## Requirement
The expected output is every line below, reproduced exactly.

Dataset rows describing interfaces

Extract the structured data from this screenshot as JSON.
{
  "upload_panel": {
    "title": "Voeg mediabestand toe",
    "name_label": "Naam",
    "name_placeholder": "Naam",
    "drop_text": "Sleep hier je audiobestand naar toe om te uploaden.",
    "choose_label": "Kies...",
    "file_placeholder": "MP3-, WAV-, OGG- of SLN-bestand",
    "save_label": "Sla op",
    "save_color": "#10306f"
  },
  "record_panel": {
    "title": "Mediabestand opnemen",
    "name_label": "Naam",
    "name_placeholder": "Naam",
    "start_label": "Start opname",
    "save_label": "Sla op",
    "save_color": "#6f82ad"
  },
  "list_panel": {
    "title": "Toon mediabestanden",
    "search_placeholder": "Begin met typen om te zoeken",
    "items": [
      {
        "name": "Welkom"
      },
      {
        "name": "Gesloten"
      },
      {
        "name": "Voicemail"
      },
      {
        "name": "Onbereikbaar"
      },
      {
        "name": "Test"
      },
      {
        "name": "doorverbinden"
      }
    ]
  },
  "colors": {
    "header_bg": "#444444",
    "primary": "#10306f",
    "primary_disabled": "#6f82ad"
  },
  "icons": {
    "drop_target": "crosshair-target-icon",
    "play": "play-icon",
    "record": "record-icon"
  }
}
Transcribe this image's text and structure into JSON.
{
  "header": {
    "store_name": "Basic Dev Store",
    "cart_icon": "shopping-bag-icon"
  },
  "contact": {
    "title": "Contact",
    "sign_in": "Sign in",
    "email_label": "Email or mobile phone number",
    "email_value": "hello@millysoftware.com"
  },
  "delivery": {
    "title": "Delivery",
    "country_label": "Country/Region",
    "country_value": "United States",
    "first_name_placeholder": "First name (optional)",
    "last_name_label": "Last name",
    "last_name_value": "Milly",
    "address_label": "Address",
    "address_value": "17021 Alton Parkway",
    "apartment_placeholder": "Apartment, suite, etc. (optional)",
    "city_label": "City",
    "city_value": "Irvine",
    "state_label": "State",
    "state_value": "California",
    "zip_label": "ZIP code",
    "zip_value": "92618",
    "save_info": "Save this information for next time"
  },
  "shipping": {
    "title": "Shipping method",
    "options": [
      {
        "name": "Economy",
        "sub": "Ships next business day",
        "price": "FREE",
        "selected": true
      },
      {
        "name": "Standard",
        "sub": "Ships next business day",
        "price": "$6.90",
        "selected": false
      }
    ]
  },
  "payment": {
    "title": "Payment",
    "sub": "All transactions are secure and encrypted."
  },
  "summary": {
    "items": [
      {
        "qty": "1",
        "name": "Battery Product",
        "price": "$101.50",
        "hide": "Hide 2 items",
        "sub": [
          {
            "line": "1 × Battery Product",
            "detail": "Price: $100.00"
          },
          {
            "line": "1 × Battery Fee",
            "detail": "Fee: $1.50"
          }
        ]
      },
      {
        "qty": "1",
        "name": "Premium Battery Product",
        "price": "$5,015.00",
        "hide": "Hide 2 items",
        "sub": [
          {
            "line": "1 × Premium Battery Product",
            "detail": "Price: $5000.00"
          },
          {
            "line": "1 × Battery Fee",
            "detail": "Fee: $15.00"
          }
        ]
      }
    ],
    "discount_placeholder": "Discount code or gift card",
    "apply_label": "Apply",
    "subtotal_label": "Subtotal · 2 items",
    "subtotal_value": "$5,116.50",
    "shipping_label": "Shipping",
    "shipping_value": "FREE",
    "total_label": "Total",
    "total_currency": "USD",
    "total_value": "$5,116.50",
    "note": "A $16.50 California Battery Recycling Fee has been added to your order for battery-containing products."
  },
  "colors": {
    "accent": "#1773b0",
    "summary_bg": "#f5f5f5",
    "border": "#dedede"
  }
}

## Result below
Extract the structured data from this screenshot as JSON.
{
  "upload_panel": {
    "title": "Voeg mediabestand toe",
    "name_label": "Naam",
    "name_placeholder": "Naam",
    "drop_text": "Sleep hier je audiobestand naar toe om te uploaden.",
    "choose_label": "Kies...",
    "file_placeholder": "MP3-, WAV-, OGG- of SLN-bestand",
    "save_label": "Sla op",
    "save_color": "#10306f"
  },
  "record_panel": {
    "title": "Mediabestand opnemen",
    "name_label": "Naam",
    "name_placeholder": "Naam",
    "start_label": "Start opname",
    "save_label": "Sla op",
    "save_color": "#6f82ad"
  },
  "list_panel": {
    "title": "Toon mediabestanden",
    "search_placeholder": "Begin met typen om te zoeken",
    "items": [
      {
        "name": "Welkom"
      },
      {
        "name": "Gesloten"
      },
      {
        "name": "Voicemail"
      },
      {
        "name": "Onbereikbaar"
      },
      {
        "name": "Test"
      },
      {
        "name": "doorverbinden"
      }
    ]
  },
  "colors": {
    "header_bg": "#444444",
    "primary": "#10306f",
    "primary_disabled": "#6f82ad"
  },
  "icons": {
    "drop_target": "crosshair-target-icon",
    "play": "play-icon",
    "record": "record-icon"
  }
}
Transcribe this image's text and structure into JSON.
{
  "header": {
    "store_name": "Basic Dev Store",
    "cart_icon": "shopping-bag-icon"
  },
  "contact": {
    "title": "Contact",
    "sign_in": "Sign in",
    "email_label": "Email or mobile phone number",
    "email_value": "hello@millysoftware.com"
  },
  "delivery": {
    "title": "Delivery",
    "country_label": "Country/Region",
    "country_value": "United States",
    "first_name_placeholder": "First name (optional)",
    "last_name_label": "Last name",
    "last_name_value": "Milly",
    "address_label": "Address",
    "address_value": "17021 Alton Parkway",
    "apartment_placeholder": "Apartment, suite, etc. (optional)",
    "city_label": "City",
    "city_value": "Irvine",
    "state_label": "State",
    "state_value": "California",
    "zip_label": "ZIP code",
    "zip_value": "92618",
    "save_info": "Save this information for next time"
  },
  "shipping": {
    "title": "Shipping method",
    "options": [
      {
        "name": "Economy",
        "sub": "Ships next business day",
        "price": "FREE",
        "selected": true
      },
      {
        "name": "Standard",
        "sub": "Ships next business day",
        "price": "$6.90",
        "selected": false
      }
    ]
  },
  "payment": {
    "title": "Payment",
    "sub": "All transactions are secure and encrypted."
  },
  "summary": {
    "items": [
      {
        "qty": "1",
        "name": "Battery Product",
        "price": "$101.50",
        "hide": "Hide 2 items",
        "sub": [
          {
            "line": "1 × Battery Product",
            "detail": "Price: $100.00"
          },
          {
            "line": "1 × Battery Fee",
            "detail": "Fee: $1.50"
          }
        ]
      },
      {
        "qty": "1",
        "name": "Premium Battery Product",
        "price": "$5,015.00",
        "hide": "Hide 2 items",
        "sub": [
          {
            "line": "1 × Premium Battery Product",
            "detail": "Price: $5000.00"
          },
          {
            "line": "1 × Battery Fee",
            "detail": "Fee: $15.00"
          }
        ]
      }
    ],
    "discount_placeholder": "Discount code or gift card",
    "apply_label": "Apply",
    "subtotal_label": "Subtotal · 2 items",
    "subtotal_value": "$5,116.50",
    "shipping_label": "Shipping",
    "shipping_value": "FREE",
    "total_label": "Total",
    "total_currency": "USD",
    "total_value": "$5,116.50",
    "note": "A $16.50 California Battery Recycling Fee has been added to your order for battery-containing products."
  },
  "colors": {
    "accent": "#1773b0",
    "summary_bg": "#f5f5f5",
    "border": "#dedede"
  }
}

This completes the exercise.